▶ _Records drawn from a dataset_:
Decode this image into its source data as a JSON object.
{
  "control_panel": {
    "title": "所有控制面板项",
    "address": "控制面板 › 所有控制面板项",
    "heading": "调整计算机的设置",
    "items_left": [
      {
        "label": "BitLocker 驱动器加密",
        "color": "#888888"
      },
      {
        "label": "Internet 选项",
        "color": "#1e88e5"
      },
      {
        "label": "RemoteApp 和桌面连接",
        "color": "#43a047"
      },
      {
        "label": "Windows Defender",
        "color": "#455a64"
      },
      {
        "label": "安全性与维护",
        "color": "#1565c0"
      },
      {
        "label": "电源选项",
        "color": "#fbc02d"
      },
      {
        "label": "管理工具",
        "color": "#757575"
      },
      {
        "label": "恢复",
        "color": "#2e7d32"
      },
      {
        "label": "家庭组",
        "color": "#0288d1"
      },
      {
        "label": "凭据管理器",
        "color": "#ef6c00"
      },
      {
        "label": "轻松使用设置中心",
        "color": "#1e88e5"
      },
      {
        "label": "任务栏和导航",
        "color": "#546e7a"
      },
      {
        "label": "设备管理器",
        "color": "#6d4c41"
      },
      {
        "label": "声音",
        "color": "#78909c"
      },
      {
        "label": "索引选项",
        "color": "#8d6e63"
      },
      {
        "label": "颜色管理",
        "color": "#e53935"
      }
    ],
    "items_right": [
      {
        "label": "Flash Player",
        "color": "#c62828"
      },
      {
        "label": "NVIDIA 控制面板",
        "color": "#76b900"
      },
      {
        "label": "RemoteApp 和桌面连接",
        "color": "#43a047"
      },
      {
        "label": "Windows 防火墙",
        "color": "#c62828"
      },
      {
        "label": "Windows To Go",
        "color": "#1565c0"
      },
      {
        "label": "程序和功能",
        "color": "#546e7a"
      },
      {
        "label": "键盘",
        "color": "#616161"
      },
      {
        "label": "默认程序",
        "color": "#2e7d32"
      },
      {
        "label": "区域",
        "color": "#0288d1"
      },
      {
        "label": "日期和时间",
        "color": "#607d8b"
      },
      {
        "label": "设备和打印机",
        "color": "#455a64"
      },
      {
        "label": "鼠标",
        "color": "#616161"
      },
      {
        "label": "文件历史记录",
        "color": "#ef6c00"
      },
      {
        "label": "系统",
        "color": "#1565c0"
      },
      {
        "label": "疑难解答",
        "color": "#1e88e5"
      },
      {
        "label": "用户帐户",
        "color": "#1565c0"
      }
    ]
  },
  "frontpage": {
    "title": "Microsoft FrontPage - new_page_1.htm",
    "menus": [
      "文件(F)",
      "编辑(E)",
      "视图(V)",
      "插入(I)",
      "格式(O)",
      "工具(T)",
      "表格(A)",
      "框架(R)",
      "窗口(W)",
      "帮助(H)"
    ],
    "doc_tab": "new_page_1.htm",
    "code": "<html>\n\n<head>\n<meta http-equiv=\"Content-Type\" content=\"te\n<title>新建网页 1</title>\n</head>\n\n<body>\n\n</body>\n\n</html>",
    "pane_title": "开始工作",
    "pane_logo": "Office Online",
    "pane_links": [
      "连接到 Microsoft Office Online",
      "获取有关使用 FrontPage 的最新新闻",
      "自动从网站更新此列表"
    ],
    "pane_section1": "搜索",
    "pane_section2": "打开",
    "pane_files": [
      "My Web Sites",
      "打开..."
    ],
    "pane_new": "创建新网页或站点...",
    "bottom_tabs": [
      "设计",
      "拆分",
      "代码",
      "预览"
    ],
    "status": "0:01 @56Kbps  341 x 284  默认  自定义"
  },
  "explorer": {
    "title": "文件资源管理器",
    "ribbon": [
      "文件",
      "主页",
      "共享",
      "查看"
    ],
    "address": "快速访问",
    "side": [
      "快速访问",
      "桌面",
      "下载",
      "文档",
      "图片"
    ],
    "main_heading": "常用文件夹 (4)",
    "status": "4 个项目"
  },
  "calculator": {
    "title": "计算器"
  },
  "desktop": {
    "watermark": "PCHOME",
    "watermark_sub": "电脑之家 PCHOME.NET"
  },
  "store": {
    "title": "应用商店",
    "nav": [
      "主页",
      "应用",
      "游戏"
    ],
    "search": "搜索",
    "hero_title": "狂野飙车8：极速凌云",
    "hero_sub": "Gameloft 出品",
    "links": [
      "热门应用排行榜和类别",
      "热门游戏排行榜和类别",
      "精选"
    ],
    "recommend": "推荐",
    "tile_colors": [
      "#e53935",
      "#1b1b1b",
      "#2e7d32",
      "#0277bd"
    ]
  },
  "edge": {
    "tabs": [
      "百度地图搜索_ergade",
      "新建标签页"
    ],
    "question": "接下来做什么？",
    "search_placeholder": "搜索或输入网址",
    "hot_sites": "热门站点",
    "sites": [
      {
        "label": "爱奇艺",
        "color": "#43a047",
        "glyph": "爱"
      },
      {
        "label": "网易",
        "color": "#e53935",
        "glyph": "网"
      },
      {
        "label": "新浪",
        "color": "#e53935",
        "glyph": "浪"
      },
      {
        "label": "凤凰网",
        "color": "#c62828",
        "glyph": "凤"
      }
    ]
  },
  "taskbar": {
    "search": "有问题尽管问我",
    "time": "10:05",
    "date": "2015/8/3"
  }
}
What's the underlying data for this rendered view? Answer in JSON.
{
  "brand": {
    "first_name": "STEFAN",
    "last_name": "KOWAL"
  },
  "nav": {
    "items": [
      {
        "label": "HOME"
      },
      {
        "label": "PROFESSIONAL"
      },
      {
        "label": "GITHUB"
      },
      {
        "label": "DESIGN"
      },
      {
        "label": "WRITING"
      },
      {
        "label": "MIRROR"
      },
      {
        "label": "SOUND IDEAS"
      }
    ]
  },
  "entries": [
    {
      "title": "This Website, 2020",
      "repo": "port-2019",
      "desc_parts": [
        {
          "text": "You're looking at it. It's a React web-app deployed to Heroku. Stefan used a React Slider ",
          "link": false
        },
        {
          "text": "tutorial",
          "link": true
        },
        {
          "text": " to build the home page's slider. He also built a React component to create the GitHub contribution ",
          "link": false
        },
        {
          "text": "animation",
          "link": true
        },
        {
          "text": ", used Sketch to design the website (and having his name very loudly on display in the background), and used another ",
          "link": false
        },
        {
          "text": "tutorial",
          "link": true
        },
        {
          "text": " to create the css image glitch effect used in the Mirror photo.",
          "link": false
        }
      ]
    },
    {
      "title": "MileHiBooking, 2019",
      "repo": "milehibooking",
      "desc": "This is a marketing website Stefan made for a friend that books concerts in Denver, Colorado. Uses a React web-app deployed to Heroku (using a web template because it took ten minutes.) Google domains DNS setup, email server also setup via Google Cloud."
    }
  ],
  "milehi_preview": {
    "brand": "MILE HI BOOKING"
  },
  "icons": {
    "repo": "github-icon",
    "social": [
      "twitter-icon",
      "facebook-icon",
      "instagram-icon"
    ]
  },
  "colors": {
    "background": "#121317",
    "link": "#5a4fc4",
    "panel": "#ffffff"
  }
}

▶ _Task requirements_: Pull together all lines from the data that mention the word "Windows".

▶ _Response area_:
        "label": "Windows Defender",
        "label": "Windows 防火墙",
        "label": "Windows To Go",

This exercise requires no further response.